Of course, after the death of her husband, Merkle thought about giving up Chief. But she feared the death, along with the recent death of the family's two dogs, was already too much for her son. Giving up Chief would just add to the mourning family's grief.
"To see Chief go away, it would be devastating for (my son)," she said.
Rather than give him away, Merkle started a GoFundMe page called "Keep Chief Home."She hoped that many of the people who stopped in the neighborhood often to take pictures with Chief could donate a few dollars, and donate their time, too.
"I can't even clean the stall," Merkle said, reiterating that Chief's care was her late husband's responsibility.

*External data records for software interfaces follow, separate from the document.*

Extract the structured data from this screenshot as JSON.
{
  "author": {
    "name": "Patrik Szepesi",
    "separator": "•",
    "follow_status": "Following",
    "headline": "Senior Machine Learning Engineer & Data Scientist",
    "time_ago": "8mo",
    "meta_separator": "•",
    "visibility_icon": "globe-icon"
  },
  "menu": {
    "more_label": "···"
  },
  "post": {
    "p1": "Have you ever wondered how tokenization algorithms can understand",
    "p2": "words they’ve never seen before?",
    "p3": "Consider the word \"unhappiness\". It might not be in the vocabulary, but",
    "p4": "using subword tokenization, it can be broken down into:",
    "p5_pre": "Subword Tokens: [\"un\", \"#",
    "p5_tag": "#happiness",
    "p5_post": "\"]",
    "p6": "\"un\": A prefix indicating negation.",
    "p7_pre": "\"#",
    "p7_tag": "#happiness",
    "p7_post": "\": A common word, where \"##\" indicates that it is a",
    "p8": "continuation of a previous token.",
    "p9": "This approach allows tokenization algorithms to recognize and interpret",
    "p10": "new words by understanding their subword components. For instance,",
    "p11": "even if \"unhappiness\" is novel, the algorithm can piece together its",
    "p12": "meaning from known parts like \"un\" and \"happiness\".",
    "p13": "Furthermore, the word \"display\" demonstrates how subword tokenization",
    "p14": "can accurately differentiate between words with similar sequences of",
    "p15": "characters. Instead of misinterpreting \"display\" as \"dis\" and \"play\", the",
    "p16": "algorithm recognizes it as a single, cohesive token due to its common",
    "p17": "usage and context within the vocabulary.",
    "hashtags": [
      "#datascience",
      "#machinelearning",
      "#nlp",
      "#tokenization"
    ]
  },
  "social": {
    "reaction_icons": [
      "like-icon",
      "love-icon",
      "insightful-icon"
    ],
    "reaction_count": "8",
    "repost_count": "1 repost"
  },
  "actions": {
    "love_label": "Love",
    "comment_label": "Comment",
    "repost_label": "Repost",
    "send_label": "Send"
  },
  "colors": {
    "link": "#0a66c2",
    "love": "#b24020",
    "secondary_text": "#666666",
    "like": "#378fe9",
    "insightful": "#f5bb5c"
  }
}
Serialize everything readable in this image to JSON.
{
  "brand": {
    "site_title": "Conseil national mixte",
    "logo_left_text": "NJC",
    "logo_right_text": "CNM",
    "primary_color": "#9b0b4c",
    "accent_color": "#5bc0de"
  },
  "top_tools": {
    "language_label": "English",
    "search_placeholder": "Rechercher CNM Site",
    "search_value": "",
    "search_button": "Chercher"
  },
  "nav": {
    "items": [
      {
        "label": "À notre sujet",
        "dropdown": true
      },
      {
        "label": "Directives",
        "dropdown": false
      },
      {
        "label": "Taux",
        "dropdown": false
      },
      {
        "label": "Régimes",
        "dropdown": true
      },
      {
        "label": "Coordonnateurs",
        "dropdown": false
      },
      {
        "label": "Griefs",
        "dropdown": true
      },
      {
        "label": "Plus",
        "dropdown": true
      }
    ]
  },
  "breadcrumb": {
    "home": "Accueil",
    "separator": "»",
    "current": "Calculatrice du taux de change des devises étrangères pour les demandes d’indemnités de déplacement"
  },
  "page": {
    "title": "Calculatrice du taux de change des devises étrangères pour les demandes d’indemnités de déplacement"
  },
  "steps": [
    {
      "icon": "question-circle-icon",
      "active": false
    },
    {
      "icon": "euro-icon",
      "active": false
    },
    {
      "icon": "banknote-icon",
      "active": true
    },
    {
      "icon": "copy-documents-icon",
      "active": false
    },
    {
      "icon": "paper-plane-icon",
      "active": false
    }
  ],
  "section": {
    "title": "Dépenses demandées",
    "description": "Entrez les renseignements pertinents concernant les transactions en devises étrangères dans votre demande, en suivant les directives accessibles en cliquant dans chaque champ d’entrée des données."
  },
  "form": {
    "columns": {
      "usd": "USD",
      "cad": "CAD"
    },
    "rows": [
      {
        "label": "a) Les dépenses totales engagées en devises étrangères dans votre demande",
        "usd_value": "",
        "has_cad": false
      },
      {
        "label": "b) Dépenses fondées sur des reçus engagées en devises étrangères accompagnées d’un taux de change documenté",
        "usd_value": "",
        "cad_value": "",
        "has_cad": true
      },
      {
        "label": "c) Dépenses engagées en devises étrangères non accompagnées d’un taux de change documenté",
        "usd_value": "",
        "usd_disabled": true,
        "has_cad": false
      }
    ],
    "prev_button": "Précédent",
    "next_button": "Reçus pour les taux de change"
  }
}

Quickly, the neighborhood reached out. A livestock expert offered to donate his time twice a week to help look after Chief, giving him his required shots. The GoFundMe page quickly raised more than $3,000, enough to buy Chief a new water trough and pay for months of care.
Merkle is glad for the help, as it has given her time to look after more pressing priorities.
"I have a 9-year-old son," she said. "He has to come first."
Merkle is hoping to raise a few thousand dollars more, to ensure the care of the large African animal as she works her way through this tough transition period in her life. And maybe, after things settle down, she can persuade Chief to come to love her just like he loved her late husband.
"He's very emotional, like a dog," she said. "You can tell since my husband died he's been very down."
To donate to Chief's GoFundMe page, click here.